**Task to complete:**
Print the listing below in full. Alter nothing.
★ ★ ★ ★ ★
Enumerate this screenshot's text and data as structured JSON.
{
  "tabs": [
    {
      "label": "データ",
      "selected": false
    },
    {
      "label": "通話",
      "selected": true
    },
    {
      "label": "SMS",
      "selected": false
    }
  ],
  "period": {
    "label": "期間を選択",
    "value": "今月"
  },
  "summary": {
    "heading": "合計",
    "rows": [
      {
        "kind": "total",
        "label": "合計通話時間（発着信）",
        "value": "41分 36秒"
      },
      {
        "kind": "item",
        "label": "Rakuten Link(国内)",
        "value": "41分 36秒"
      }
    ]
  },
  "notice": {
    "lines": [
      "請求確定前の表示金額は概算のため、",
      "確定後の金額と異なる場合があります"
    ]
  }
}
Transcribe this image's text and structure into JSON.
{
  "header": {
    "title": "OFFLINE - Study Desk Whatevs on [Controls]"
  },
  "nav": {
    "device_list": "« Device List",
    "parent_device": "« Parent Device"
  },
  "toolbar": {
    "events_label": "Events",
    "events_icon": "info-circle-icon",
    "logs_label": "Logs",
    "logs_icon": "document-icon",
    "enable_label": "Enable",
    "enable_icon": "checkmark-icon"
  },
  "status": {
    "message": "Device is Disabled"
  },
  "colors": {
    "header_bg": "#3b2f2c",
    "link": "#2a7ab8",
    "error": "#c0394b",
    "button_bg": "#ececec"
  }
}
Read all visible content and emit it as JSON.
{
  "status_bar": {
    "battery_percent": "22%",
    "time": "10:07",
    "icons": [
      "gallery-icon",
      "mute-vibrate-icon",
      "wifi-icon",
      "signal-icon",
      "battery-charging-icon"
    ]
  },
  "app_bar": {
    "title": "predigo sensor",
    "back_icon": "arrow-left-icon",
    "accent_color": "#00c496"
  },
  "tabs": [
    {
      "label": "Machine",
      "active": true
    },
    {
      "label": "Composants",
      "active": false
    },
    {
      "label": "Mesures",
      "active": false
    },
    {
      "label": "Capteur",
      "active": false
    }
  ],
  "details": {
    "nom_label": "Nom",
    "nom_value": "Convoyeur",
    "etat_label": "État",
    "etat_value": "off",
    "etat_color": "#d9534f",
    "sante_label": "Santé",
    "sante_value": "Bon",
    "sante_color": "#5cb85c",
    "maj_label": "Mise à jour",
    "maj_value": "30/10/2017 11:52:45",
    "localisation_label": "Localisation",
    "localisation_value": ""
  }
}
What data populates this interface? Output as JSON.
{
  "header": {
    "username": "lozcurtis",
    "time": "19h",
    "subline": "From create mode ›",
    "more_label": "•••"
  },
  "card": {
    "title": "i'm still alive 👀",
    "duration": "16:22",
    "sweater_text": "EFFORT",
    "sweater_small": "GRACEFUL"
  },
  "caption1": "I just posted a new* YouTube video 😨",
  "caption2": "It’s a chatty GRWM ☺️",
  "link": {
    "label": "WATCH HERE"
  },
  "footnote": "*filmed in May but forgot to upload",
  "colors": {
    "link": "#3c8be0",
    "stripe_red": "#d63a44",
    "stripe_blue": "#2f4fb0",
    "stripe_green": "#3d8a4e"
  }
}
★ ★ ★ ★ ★
**Expected answer:**
Enumerate this screenshot's text and data as structured JSON.
{
  "tabs": [
    {
      "label": "データ",
      "selected": false
    },
    {
      "label": "通話",
      "selected": true
    },
    {
      "label": "SMS",
      "selected": false
    }
  ],
  "period": {
    "label": "期間を選択",
    "value": "今月"
  },
  "summary": {
    "heading": "合計",
    "rows": [
      {
        "kind": "total",
        "label": "合計通話時間（発着信）",
        "value": "41分 36秒"
      },
      {
        "kind": "item",
        "label": "Rakuten Link(国内)",
        "value": "41分 36秒"
      }
    ]
  },
  "notice": {
    "lines": [
      "請求確定前の表示金額は概算のため、",
      "確定後の金額と異なる場合があります"
    ]
  }
}
Transcribe this image's text and structure into JSON.
{
  "header": {
    "title": "OFFLINE - Study Desk Whatevs on [Controls]"
  },
  "nav": {
    "device_list": "« Device List",
    "parent_device": "« Parent Device"
  },
  "toolbar": {
    "events_label": "Events",
    "events_icon": "info-circle-icon",
    "logs_label": "Logs",
    "logs_icon": "document-icon",
    "enable_label": "Enable",
    "enable_icon": "checkmark-icon"
  },
  "status": {
    "message": "Device is Disabled"
  },
  "colors": {
    "header_bg": "#3b2f2c",
    "link": "#2a7ab8",
    "error": "#c0394b",
    "button_bg": "#ececec"
  }
}
Read all visible content and emit it as JSON.
{
  "status_bar": {
    "battery_percent": "22%",
    "time": "10:07",
    "icons": [
      "gallery-icon",
      "mute-vibrate-icon",
      "wifi-icon",
      "signal-icon",
      "battery-charging-icon"
    ]
  },
  "app_bar": {
    "title": "predigo sensor",
    "back_icon": "arrow-left-icon",
    "accent_color": "#00c496"
  },
  "tabs": [
    {
      "label": "Machine",
      "active": true
    },
    {
      "label": "Composants",
      "active": false
    },
    {
      "label": "Mesures",
      "active": false
    },
    {
      "label": "Capteur",
      "active": false
    }
  ],
  "details": {
    "nom_label": "Nom",
    "nom_value": "Convoyeur",
    "etat_label": "État",
    "etat_value": "off",
    "etat_color": "#d9534f",
    "sante_label": "Santé",
    "sante_value": "Bon",
    "sante_color": "#5cb85c",
    "maj_label": "Mise à jour",
    "maj_value": "30/10/2017 11:52:45",
    "localisation_label": "Localisation",
    "localisation_value": ""
  }
}
What data populates this interface? Output as JSON.
{
  "header": {
    "username": "lozcurtis",
    "time": "19h",
    "subline": "From create mode ›",
    "more_label": "•••"
  },
  "card": {
    "title": "i'm still alive 👀",
    "duration": "16:22",
    "sweater_text": "EFFORT",
    "sweater_small": "GRACEFUL"
  },
  "caption1": "I just posted a new* YouTube video 😨",
  "caption2": "It’s a chatty GRWM ☺️",
  "link": {
    "label": "WATCH HERE"
  },
  "footnote": "*filmed in May but forgot to upload",
  "colors": {
    "link": "#3c8be0",
    "stripe_red": "#d63a44",
    "stripe_blue": "#2f4fb0",
    "stripe_green": "#3d8a4e"
  }
}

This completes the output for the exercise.